Again, it’s not about us, it’s about others; mainly, it’s about God.  According to one translation, Colossians 3:22-25 (MSG) reads as follows:

“Servants, do what you’re told by your earthly masters. And don’t just do the minimum that will get you by. Do your best. Work from the heart for your real Master, for God, confident that you’ll get paid in full when you come into your inheritance. Keep in mind always that the ultimate Master you’re serving is Christ. The sullen servant who does shoddy work will be held responsible. Being a follower of Jesus doesn’t cover up bad work.”

Being a good worker makes us a good witness.  Even on our most difficult days, if we will bear in mind that we are not working to be successful for ourselves, but for others and for God, we can, should, and will, be productive and cheerful in our work.

4.  Make Me Successful Financially

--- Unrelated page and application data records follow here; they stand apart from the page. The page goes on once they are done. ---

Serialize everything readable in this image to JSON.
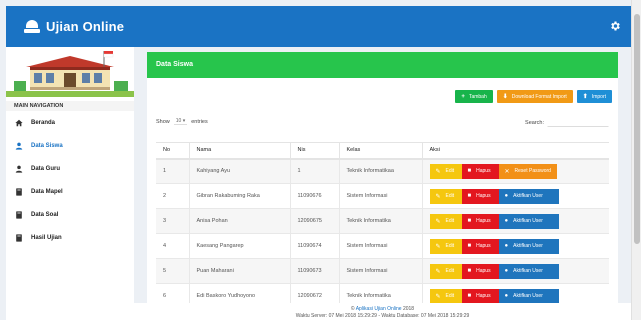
{
  "app": {
    "title": "Ujian Online"
  },
  "sidebar": {
    "nav_header": "MAIN NAVIGATION",
    "items": [
      {
        "label": "Beranda",
        "icon": "home-icon"
      },
      {
        "label": "Data Siswa",
        "icon": "user-icon",
        "active": true
      },
      {
        "label": "Data Guru",
        "icon": "user-icon"
      },
      {
        "label": "Data Mapel",
        "icon": "book-icon"
      },
      {
        "label": "Data Soal",
        "icon": "book-icon"
      },
      {
        "label": "Hasil Ujian",
        "icon": "book-icon"
      }
    ]
  },
  "panel": {
    "title": "Data Siswa",
    "toolbar": {
      "tambah": "Tambah",
      "download": "Download Format Import",
      "import": "Import"
    },
    "show_label": "Show",
    "show_value": "10",
    "entries_label": "entries",
    "search_label": "Search:",
    "search_value": ""
  },
  "table": {
    "headers": [
      "No",
      "Nama",
      "Nis",
      "Kelas",
      "Aksi"
    ],
    "rows": [
      {
        "no": "1",
        "nama": "Kahiyang Ayu",
        "nis": "1",
        "kelas": "Teknik Informatikaa",
        "third": "Reset Password"
      },
      {
        "no": "2",
        "nama": "Gibran Rakabuming Raka",
        "nis": "11090676",
        "kelas": "Sistem Informasi",
        "third": "Aktifkan User"
      },
      {
        "no": "3",
        "nama": "Anisa Pohan",
        "nis": "12090675",
        "kelas": "Teknik Informatika",
        "third": "Aktifkan User"
      },
      {
        "no": "4",
        "nama": "Kaesang Pangarep",
        "nis": "11090674",
        "kelas": "Sistem Informasi",
        "third": "Aktifkan User"
      },
      {
        "no": "5",
        "nama": "Puan Maharani",
        "nis": "11090673",
        "kelas": "Sistem Informasi",
        "third": "Aktifkan User"
      },
      {
        "no": "6",
        "nama": "Edi Baskoro Yudhoyono",
        "nis": "12090672",
        "kelas": "Teknik Informatika",
        "third": "Aktifkan User"
      }
    ],
    "edit_label": "Edit",
    "hapus_label": "Hapus"
  },
  "footer": {
    "prefix": "© ",
    "app_link": "Aplikasi Ujian Online",
    "year": " 2018",
    "server_line": "Waktu Server: 07 Mei 2018 15:29:29 - Waktu Database: 07 Mei 2018 15:29:29"
  },
  "colors": {
    "header": "#1a73c4",
    "panel_header": "#27c54c",
    "edit": "#f5c70f",
    "hapus": "#e3171f",
    "reset": "#f29017",
    "aktif": "#1f75bd"
  }
}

I do believe that God wants to bless each and every one of us financially.  Maybe not to the same level, but to the level that we can prove ourselves responsibly.  Luke 12:48 says, “When someone has been given much, much will be required in return; and when someone has been entrusted with much, even more will be required.”  While this verse isn’t speaking directly to finances, I believe it can be applied to our finances.  I know that in my own life God has blessed me beyond belief.  But before He did so, I needed to learn some hard lessons.

Here again, God does not want us to be financially successful so that we can buy more stuff.  Not so that we can take lavish vacations.  Not so that we can simply build up our bank accounts.  No, it is so that we can give to His kingdom – God’s plan for His church was that it be self-financed. It is so we can adequately provide for our family’s future, and so we can give to those in need.  To do so, however, we have to first be good stewards with what God is presently entrusting us.

It’s All About Motives

Asking God to make us successful may seem audacious, but only if we have the wrong motives.  If our desire for success is all about us, and we do indeed become successful, it will all be emptiness anyway.  Just ask King Solomon, who wrote:

“I undertook great projects: I built houses for myself and planted vineyards. I made gardens and parks and planted all kinds of fruit trees in them.  I made reservoirs to water groves of flourishing trees.  I bought male and female slaves and had other slaves who were born in my house. I also owned more herds and flocks than anyone in Jerusalem before me.  I amassed silver and gold for myself, and the treasure of kings and provinces. I acquired male and female singers, and a harem[a] as well—the delights of a man’s heart.  I became greater by far than anyone in Jerusalem before me. In all this my wisdom stayed with me.

“I denied myself nothing my eyes desired; I refused my heart no pleasure. My heart took delight in all my labor, and this was the reward for all my toil.  Yet when I surveyed all that my hands had done and what I had toiled to achieve, everything was meaningless, a chasing after the wind; nothing was gained under the sun.”  Ecclesiastes 2:4-11 (NIV)

Do you want to be successful?  If so, ask yourself ‘why.’  If your motives are self-centered, begin asking God to open your heart and mind to change.  As your heart and mind become other-centric instead of me-centric, become audacious, begin to ask God to make you successful in every area of your life.

See that He will come through in 2017, and for years to come.